Technical Challenge — “Technique is noticed most markedly in the case of those who have not mastered it,” wrote Leon Trotsky. And so, we must continue to work to master our most difficult technical challenges, rendering them unnoticeable. Whatever it is you are exploring in your painting today, choose the most technically difficult aspect and climb the mountain of how to do it peerlessly.
PS: “Be both the gardener and the rose.” (Author unknown)
Esoterica: The last of the items listed in Dad’s jurying criteria was something called, Artistic Audacity. To a group of painters set up in an island meadow, he recommended they run at their canvases with a large brush and lay a first stroke without hesitation. As an ice-breaker to timidity, it was merely an exercise to physically embody for a moment, the courage required to make any kind of mark in the first place. “Courage,” said John Wayne, “is being scared to death — but saddling up anyway.”
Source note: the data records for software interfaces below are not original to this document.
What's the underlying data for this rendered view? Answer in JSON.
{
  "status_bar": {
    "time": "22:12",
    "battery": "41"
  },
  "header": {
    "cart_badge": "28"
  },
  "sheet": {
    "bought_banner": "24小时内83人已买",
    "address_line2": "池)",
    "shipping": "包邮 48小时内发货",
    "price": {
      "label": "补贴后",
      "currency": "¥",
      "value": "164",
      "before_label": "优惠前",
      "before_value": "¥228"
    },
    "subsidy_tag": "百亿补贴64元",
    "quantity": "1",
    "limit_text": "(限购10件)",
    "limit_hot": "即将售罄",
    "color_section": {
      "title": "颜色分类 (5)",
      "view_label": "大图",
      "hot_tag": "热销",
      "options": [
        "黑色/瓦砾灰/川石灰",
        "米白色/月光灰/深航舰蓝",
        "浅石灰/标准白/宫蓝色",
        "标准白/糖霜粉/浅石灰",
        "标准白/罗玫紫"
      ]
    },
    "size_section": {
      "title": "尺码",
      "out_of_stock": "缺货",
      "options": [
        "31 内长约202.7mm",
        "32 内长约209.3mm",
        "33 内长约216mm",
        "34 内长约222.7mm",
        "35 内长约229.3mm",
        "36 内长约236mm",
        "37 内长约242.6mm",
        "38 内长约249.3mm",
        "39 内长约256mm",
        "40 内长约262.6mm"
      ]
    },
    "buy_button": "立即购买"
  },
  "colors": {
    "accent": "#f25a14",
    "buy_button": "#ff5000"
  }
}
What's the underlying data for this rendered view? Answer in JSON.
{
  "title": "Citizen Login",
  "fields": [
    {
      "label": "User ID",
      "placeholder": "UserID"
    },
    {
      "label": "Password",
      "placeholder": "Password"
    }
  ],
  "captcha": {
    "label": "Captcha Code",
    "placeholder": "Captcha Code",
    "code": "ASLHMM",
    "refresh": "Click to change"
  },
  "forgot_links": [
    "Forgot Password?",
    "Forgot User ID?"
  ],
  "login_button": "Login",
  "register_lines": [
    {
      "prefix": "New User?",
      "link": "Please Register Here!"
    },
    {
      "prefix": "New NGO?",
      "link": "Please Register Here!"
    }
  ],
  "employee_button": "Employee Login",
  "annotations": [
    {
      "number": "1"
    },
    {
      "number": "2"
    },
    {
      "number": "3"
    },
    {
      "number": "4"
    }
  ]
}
To each and every one of you, we thank you for your continued creative friendship and wish you a very happy holiday. With gratitude and best wishes from all of us at The Painter’s Keys,
Sara, Shawn and Peter.
“And don’t think the garden loses its ecstasy in winter. It’s quiet, but the roots are down there riotous.” (Rumi)
I am very happy to be teaching two workshops at Casa Buena Art Retreat Center again next year. Register for one or stay for both.
THE FIGURE – Feb 20 – 27, ’19. Enjoy working with a live model using dry media. We will deal with proportion, measurement and likeness.
PLEIN AIR – Feb 27 – Mar 6, ’19. Paint authentic Mexico – village life, beaches and landscape. We will deal with composition, light & shadow, color, value and more.
Cost: CAN $1800 + GST. Includes instruction, some art supplies, accommodation, all meals, transportation to and from Puerto Vallarta airport, visits to surrounding areas, a jungle boat ride and a lot of fun.
Contact Jane Romanishko firstname.lastname@example.org for the extra 3 day “no-pressure” painting option.
Mary’s interest in pastel painting began during her years at Whitworth College in Spokane, WA where she majored in art and elementary education. Though she has worked in watercolor and oil as well as calligraphy, her interest has consistently turned primarily to pastel because of the medium’s potential for glowing, vibrant color and the harmony achieved in bringing together lights and shadows.